Social networking is another avenue now explored by the record labels. “Twenty to thirty percent of MySpace U.S. monthly traffic in 2007 was made up of music destination unique visitors,” said Michael Nash, executive vice president, digital strategy&business development at Warner Music Group.

“Social networks have been terrific for fans looking for bands they know, but far more challenging as a way of finding new bands. We have to help fans find music wherever they are at the moment they want it. If we can do that we will find ways to monetize it,” added Douglas Merrill, president, digital business at EMI Music.

Aside from trying to add value to paid downloads, the music industry is also pushing policing measures to governments and Internet service providers.

"There is a momentous debate going on about the environment on which our business, and all the people working in it, depends,” said Kennedy. “Governments are beginning to accept that, in the debate over ‘free content’ and engaging ISPs in protecting intellectual property rights, doing nothing is not an option if there is to be a future for commercial digital content.”

Marcus Yam is a technology evangelist for Intel Corporation, the latest in a long line of tech-focused roles spanning a more than 20-year career in the industry. As Executive Editor, News on Tom's Guide and Tom's Hardware, Marcus was responsible for shaping the sites' news output, and he also spent a period as Editor of Outdoors & Sports at Digital Trends.

  • frozenlead
    So the International Federation of the Phonographic Industry says that music downloading happens too much. Why am I much less than shocked?
  • afrobacon
    Last I checked an overwhelming majority of the revenue doesn't make it to the artist. For that reason alone I refuse to pay for music.

    There was a proposal a while back my another member here I would be in strong support of. Something like paying a monthly premium for downloading, with most of the money going directly to the artist.
  • Tekkamanraiden
    Unfortunately the corporate side of the music industry will never let that happen.
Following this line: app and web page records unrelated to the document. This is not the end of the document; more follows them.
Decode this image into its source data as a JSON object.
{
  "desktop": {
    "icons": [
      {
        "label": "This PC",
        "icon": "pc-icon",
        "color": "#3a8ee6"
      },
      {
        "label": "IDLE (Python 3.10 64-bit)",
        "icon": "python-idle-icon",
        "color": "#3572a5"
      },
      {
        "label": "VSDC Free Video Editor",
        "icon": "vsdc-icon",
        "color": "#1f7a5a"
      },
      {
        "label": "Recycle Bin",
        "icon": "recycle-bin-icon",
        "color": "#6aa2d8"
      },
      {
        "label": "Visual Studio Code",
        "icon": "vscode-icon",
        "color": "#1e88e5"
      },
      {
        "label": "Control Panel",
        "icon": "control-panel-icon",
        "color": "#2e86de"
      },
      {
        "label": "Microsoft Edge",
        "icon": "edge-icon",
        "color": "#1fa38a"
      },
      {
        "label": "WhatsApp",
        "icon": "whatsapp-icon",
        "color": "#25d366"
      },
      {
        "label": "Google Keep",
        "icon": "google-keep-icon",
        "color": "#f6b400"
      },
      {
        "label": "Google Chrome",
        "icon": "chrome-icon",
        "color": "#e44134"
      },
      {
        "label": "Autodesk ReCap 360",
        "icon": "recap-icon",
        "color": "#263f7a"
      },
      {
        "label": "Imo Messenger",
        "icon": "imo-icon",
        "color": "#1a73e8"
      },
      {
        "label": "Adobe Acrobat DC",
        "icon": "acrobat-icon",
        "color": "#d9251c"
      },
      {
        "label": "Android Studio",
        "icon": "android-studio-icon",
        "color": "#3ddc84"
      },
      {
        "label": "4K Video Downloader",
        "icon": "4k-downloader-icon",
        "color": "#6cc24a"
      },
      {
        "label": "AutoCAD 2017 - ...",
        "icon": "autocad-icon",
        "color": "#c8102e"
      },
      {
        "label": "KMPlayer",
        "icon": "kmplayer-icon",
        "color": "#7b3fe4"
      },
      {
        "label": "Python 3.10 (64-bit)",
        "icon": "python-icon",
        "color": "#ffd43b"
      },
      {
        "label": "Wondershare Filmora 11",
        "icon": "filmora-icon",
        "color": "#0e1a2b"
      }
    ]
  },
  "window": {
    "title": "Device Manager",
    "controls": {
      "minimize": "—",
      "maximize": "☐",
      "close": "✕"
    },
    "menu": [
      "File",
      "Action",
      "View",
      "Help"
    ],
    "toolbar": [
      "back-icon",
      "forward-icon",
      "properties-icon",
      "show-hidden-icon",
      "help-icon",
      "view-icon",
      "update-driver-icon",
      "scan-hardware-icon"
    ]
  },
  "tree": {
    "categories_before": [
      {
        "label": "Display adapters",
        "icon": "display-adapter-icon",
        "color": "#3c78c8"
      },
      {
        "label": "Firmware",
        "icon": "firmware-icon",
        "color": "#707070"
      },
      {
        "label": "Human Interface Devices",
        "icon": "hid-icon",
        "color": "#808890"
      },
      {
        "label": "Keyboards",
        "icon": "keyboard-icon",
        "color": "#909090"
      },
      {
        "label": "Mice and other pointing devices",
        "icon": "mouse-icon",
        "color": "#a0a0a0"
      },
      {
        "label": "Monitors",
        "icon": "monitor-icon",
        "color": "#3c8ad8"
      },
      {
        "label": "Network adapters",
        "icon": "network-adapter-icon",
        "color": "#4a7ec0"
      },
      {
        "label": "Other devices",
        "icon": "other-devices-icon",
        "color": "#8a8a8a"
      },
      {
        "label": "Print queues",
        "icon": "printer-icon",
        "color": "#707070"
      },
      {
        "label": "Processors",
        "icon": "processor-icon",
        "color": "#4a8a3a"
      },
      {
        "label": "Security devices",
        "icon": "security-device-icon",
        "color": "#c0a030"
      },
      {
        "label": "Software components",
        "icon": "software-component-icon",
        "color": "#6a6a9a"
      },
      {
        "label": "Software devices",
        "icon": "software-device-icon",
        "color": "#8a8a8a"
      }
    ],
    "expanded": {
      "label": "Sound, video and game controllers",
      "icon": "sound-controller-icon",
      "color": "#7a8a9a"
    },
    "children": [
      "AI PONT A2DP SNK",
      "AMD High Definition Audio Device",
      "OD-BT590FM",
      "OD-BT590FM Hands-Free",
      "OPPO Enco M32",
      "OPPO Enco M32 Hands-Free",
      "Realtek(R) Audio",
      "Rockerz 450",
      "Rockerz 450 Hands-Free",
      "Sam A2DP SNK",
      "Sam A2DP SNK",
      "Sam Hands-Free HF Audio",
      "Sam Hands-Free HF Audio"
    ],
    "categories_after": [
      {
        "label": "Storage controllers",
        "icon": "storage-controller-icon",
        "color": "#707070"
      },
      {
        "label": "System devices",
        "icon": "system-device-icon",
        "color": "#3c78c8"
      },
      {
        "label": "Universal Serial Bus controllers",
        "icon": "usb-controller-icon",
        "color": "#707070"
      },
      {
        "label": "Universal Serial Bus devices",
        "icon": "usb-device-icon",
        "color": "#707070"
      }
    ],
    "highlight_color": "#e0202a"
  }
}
They are posed to lose too much money that way.
  • Thor
    I'm so sad to see that soon Madonna will need to sell one of her 100 Castle.
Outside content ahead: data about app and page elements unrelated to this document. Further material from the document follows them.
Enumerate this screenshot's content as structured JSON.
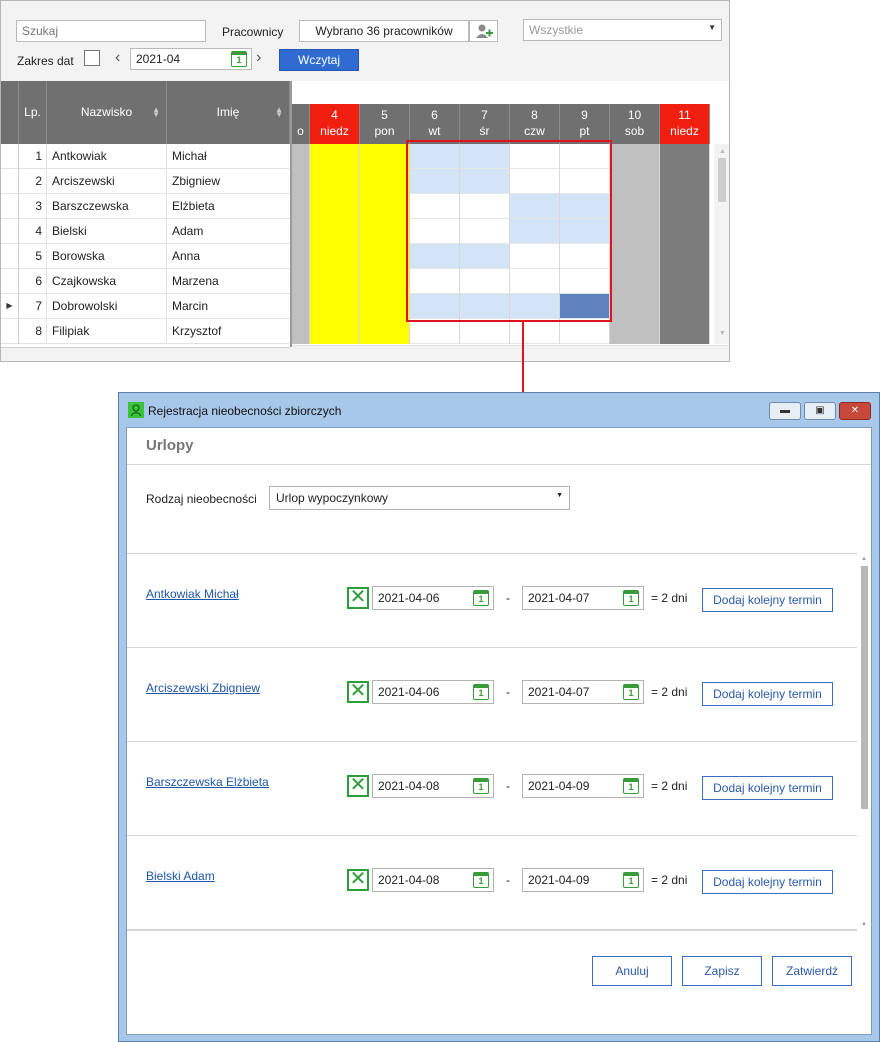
{
  "toolbar": {
    "search_placeholder": "Szukaj",
    "employees_label": "Pracownicy",
    "employees_value": "Wybrano 36 pracowników",
    "filter_value": "Wszystkie",
    "date_range_label": "Zakres dat",
    "month_value": "2021-04",
    "load_button": "Wczytaj"
  },
  "grid": {
    "col_lp": "Lp.",
    "col_surname": "Nazwisko",
    "col_name": "Imię",
    "rows": [
      {
        "lp": "1",
        "surname": "Antkowiak",
        "name": "Michał"
      },
      {
        "lp": "2",
        "surname": "Arciszewski",
        "name": "Zbigniew"
      },
      {
        "lp": "3",
        "surname": "Barszczewska",
        "name": "Elżbieta"
      },
      {
        "lp": "4",
        "surname": "Bielski",
        "name": "Adam"
      },
      {
        "lp": "5",
        "surname": "Borowska",
        "name": "Anna"
      },
      {
        "lp": "6",
        "surname": "Czajkowska",
        "name": "Marzena"
      },
      {
        "lp": "7",
        "surname": "Dobrowolski",
        "name": "Marcin"
      },
      {
        "lp": "8",
        "surname": "Filipiak",
        "name": "Krzysztof"
      }
    ],
    "days": [
      {
        "num": "4",
        "wd": "niedz",
        "type": "holiday"
      },
      {
        "num": "5",
        "wd": "pon",
        "type": "holiday"
      },
      {
        "num": "6",
        "wd": "wt",
        "type": "work"
      },
      {
        "num": "7",
        "wd": "śr",
        "type": "work"
      },
      {
        "num": "8",
        "wd": "czw",
        "type": "work"
      },
      {
        "num": "9",
        "wd": "pt",
        "type": "work"
      },
      {
        "num": "10",
        "wd": "sob",
        "type": "sat"
      },
      {
        "num": "11",
        "wd": "niedz",
        "type": "sun"
      }
    ],
    "partial_prev_day_wd": "o",
    "absences": [
      [
        0,
        1,
        0,
        0
      ],
      [
        0,
        1,
        0,
        0
      ],
      [
        0,
        1,
        0,
        0
      ],
      [
        0,
        1,
        0,
        0
      ],
      [
        0,
        0,
        1,
        1
      ],
      [
        0,
        0,
        1,
        1
      ],
      [
        0,
        0,
        0,
        0
      ],
      [
        0,
        0,
        0,
        0
      ]
    ],
    "colors": {
      "holiday": "#ffff00",
      "saturday": "#c0c0c0",
      "sunday": "#7c7c7c",
      "absence": "#d4e4f7",
      "selected": "#5e82bd",
      "highlight_border": "#e0141e"
    }
  },
  "dialog": {
    "title": "Rejestracja nieobecności zbiorczych",
    "header": "Urlopy",
    "absence_type_label": "Rodzaj nieobecności",
    "absence_type_value": "Urlop wypoczynkowy",
    "entries": [
      {
        "employee": "Antkowiak Michał",
        "from": "2021-04-06",
        "to": "2021-04-07",
        "days": "= 2 dni",
        "add_label": "Dodaj kolejny termin"
      },
      {
        "employee": "Arciszewski Zbigniew",
        "from": "2021-04-06",
        "to": "2021-04-07",
        "days": "= 2 dni",
        "add_label": "Dodaj kolejny termin"
      },
      {
        "employee": "Barszczewska Elżbieta",
        "from": "2021-04-08",
        "to": "2021-04-09",
        "days": "= 2 dni",
        "add_label": "Dodaj kolejny termin"
      },
      {
        "employee": "Bielski Adam",
        "from": "2021-04-08",
        "to": "2021-04-09",
        "days": "= 2 dni",
        "add_label": "Dodaj kolejny termin"
      }
    ],
    "dash": "-",
    "cancel_button": "Anuluj",
    "save_button": "Zapisz",
    "confirm_button": "Zatwierdź"
  }
}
    Oh Dear !

    I'm so sad for Nazi RIAA who continue spy everybody so Music Companies continue to make billion.

    I'm so sad to see Music Companies sell their song more than $1 each when we know their value is less than 1 cent.
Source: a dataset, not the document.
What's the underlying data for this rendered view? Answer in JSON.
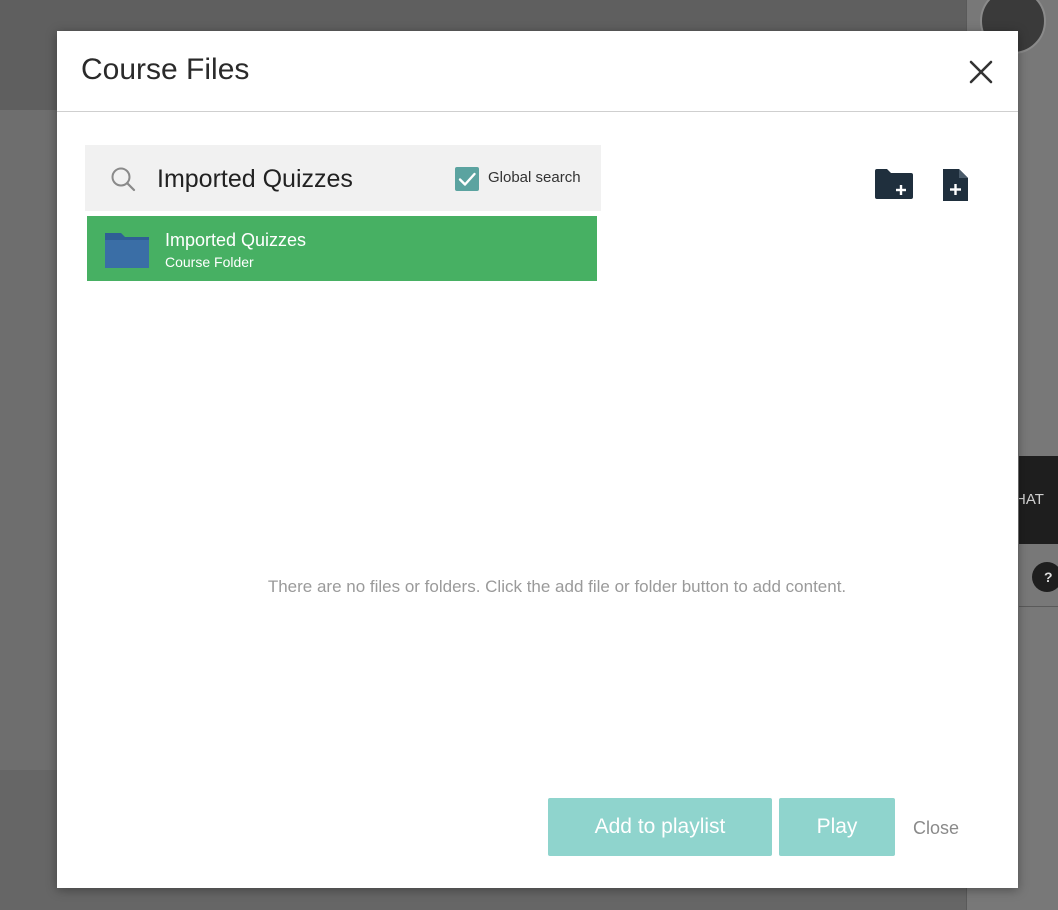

    Poor Poor billionnaire.
    I'm so sad to see this year they will make just 10 billion of profit at least of 11.
    Poor poor them...

    Really they have no "Justice" (for that they have any millionnaire/billionnaire in prison)...

  • I will be a pirate till the day i die. When has music become more about the money then the message. These musicians already make more then they deserve, its music, and everyone has it in them to create, no need to play them millions of dollars. Most of the music we listen to now and days is shoved down our throats through mtv and radio. They play what they want you to hear. bitches
  • cheepstuff
    yup, there is not a man under the stars who would think of such a thing as say... morality...
  • fulle
    My favorite artists, after fighting with these blood sucking leeches for years, opted to just release music for free on the net and rely on touring to make the real cash.
  • JumpKickJoe
    Why am i going to pay for a single hit song that i heard on the radio for free when i could download it from some p2p and use it in my mp3 player, flash drive to connect to my car deck and share it with my friends? Those cluckers have got to be kidding.
  • I love how the statistic does nothing but benefit them and comes FROM them. I'd love to see just how they could actually track something of such a magnitude as downloading music with any sort of accuracy. I am sure the margin of error is like + or - 75% which is just laughable. If only they would redirect all their energy of prosecuting and lynching to a much better avenue.
  • zodiacfml
    not surprised. downloads are no different to cassette tape recording/dubbing in the old days though downloading is easier and is vast.